» **DIRECTIONS**: Reproduce the data exactly. Omit no record.

━━━━━ DATASET RECORDS

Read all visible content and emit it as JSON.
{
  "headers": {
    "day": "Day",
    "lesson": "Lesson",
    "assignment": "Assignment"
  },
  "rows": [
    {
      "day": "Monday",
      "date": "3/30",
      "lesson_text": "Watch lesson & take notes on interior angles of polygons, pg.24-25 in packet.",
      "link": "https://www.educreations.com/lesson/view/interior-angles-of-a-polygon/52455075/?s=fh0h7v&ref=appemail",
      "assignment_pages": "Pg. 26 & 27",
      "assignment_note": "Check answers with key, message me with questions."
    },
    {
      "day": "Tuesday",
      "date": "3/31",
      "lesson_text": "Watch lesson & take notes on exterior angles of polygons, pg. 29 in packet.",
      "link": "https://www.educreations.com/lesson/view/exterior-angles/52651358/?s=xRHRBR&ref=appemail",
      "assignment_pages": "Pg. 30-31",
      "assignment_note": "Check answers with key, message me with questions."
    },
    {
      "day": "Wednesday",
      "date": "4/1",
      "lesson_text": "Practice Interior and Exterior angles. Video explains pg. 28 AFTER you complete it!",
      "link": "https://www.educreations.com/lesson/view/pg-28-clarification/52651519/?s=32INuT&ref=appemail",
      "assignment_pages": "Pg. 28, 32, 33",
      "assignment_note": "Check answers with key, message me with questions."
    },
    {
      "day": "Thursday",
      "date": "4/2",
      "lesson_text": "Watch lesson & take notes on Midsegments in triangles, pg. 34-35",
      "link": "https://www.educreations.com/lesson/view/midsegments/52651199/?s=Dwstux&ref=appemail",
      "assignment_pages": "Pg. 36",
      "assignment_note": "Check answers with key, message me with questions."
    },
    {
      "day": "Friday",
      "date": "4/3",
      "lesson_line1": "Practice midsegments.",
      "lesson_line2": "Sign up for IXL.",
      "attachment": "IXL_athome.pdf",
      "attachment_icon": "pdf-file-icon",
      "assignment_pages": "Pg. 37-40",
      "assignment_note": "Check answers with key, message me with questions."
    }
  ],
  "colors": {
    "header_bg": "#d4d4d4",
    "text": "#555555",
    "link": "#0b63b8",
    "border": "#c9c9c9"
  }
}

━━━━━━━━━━

» **RESPONSE TO THE TASK**:
Read all visible content and emit it as JSON.
{
  "headers": {
    "day": "Day",
    "lesson": "Lesson",
    "assignment": "Assignment"
  },
  "rows": [
    {
      "day": "Monday",
      "date": "3/30",
      "lesson_text": "Watch lesson & take notes on interior angles of polygons, pg.24-25 in packet.",
      "link": "https://www.educreations.com/lesson/view/interior-angles-of-a-polygon/52455075/?s=fh0h7v&ref=appemail",
      "assignment_pages": "Pg. 26 & 27",
      "assignment_note": "Check answers with key, message me with questions."
    },
    {
      "day": "Tuesday",
      "date": "3/31",
      "lesson_text": "Watch lesson & take notes on exterior angles of polygons, pg. 29 in packet.",
      "link": "https://www.educreations.com/lesson/view/exterior-angles/52651358/?s=xRHRBR&ref=appemail",
      "assignment_pages": "Pg. 30-31",
      "assignment_note": "Check answers with key, message me with questions."
    },
    {
      "day": "Wednesday",
      "date": "4/1",
      "lesson_text": "Practice Interior and Exterior angles. Video explains pg. 28 AFTER you complete it!",
      "link": "https://www.educreations.com/lesson/view/pg-28-clarification/52651519/?s=32INuT&ref=appemail",
      "assignment_pages": "Pg. 28, 32, 33",
      "assignment_note": "Check answers with key, message me with questions."
    },
    {
      "day": "Thursday",
      "date": "4/2",
      "lesson_text": "Watch lesson & take notes on Midsegments in triangles, pg. 34-35",
      "link": "https://www.educreations.com/lesson/view/midsegments/52651199/?s=Dwstux&ref=appemail",
      "assignment_pages": "Pg. 36",
      "assignment_note": "Check answers with key, message me with questions."
    },
    {
      "day": "Friday",
      "date": "4/3",
      "lesson_line1": "Practice midsegments.",
      "lesson_line2": "Sign up for IXL.",
      "attachment": "IXL_athome.pdf",
      "attachment_icon": "pdf-file-icon",
      "assignment_pages": "Pg. 37-40",
      "assignment_note": "Check answers with key, message me with questions."
    }
  ],
  "colors": {
    "header_bg": "#d4d4d4",
    "text": "#555555",
    "link": "#0b63b8",
    "border": "#c9c9c9"
  }
}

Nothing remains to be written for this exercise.